Remember how Steven Soderbergh’s first Magic Mike (2012) film was a relatively small scale look at a bunch of men trying to get by in tough economic times? Probably not: those men made a living by stripping, and there’s something about a pack of ripped, half-naked men gyrating about that tends to pull an audience’s attention away from pretty much everything else.
The Soderberg-less sequel Magic Mike XXL (2015) steered hard into that and was a lot of silly, joyful fun. Now ‘Magic’ Mike Lane (Channing Tatum) is back with Soderbergh again directing – only this time Mike’s on his own in Miami, burdened by debt, and trying to make ends meet as a bartender. So we’re back to the themes of the original? Not for long.
When a former client recognises him behind the bar at a function for downbeat divorcee Maxandra Mendoza (Salma Hayek), words gets out about Mike’s former life, and soon Max is looking for a little magic to take her mind off her current plight. Next thing you know, she’s taken him to London to (re-)direct a theatre production she feels could use some spicing up.
The previous Magic Mike films were about a group of men happy to put the spotlight firmly and unapologetically on female pleasure. Mike hasn’t changed; he’s just narrowed his focus. But what happens when he gets involved with someone who (seemingly) wants him for something besides his body?
This is Soderbergh in a minor key, more interested in letting his characters be themselves than pushing them through some high-stakes plot. There are a few fairly predictable twists – uh oh, Max’s wealthy husband is using his clout to stifle her dreams – but as always in the Magic Mike universe, there are few problems that can’t be solved by half-naked men thrusting their groins at it.
Mike’s big sexy number comes early on during his first meeting with Max, as if to get it out of the way. If you’re here for Channing Tatum grinding and undulating, this is the film’s high point (it’s more sexual than actual on-screen sex would have been). The relationship that follows between them feels authentically messy, despite her wealth and his dream gig. You can see him occasionally chafing against the restrictions she puts on him at work: he knows what he’s doing, but she’s the money.
This film’s small scale and rough edges are as much a strength as a weakness. Much of the time it’s about a messy but gentle relationship between two adults where the drama is mostly just waiting to see if Max will get out of her own head long enough to see what’s right in front of her (taking off his shirt). As such this has its charms, especially when Max’s butler Victor (Ayub Khan-Din) provides some much-needed snark.
Let’s put on a show
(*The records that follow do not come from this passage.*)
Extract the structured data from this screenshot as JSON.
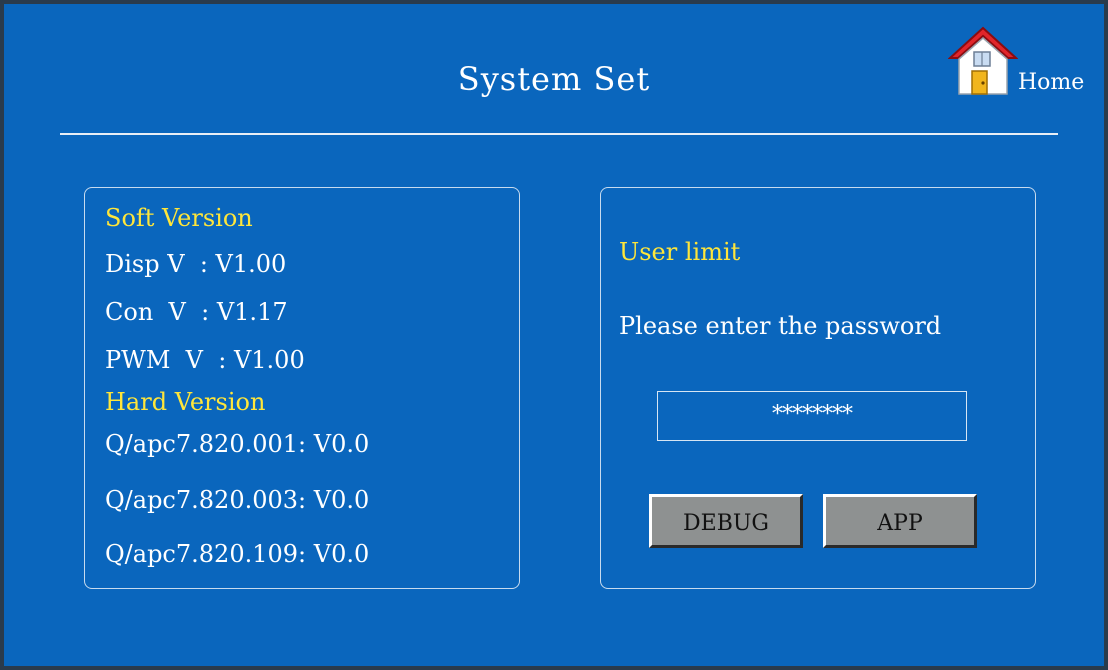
{
  "header": {
    "title": "System Set",
    "home_label": "Home"
  },
  "soft_version": {
    "heading": "Soft Version",
    "items": [
      "Disp V  : V1.00",
      "Con  V  : V1.17",
      "PWM  V  : V1.00"
    ]
  },
  "hard_version": {
    "heading": "Hard Version",
    "items": [
      "Q/apc7.820.001: V0.0",
      "Q/apc7.820.003: V0.0",
      "Q/apc7.820.109: V0.0"
    ]
  },
  "user_limit": {
    "heading": "User limit",
    "prompt": "Please enter the password",
    "password_value": "********",
    "buttons": {
      "debug": "DEBUG",
      "app": "APP"
    }
  },
  "colors": {
    "background": "#0a66bd",
    "heading_yellow": "#ffe63a",
    "text": "#ffffff",
    "button": "#8e9191"
  },
  "icons": {
    "home": "home-icon"
  }
}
Otherwise it’s a fairly straightforward and not overly inspired addition to the ‘let’s put on a show’ genre. The new dancers barely get names, let alone dialogue (the previous supporting cast are reduced to a single appearance via zoom), while their big performance at the climax is both physically impressive and almost disappointingly down-to-earth.
Magic Mike XXL ended with a series of stand-alone performances from the cast that might as well have been from a strip version of a Marvel movie, they were so (brilliantly) removed from reality. Here we just get a lot of very good dancers doing a series of well-crafted routines that vary from gymnastic to somewhat sexy.
Dance movies have fallen firmly from favour since the days of the classic Step Up series (basically the Fast & Furious of dance movies). Magic Mike’s Last Dance, which was originally set to go direct-to-streaming, probably isn’t going to bring them back. What made the genre work was going big and not being afraid to be silly if it made audiences feel good; this is more intimate, a private dance from a skilled professional who’s still invested in the moves.
Still, while it may not be a perfect showcase for Mike – or Tatum, whose endearing charm and understated comedic skills are easily as impressive as his moves – it’s always a pleasure to be welcoming him back to the centre stage.
Magic Mike’s Last Dance is in cinemas now.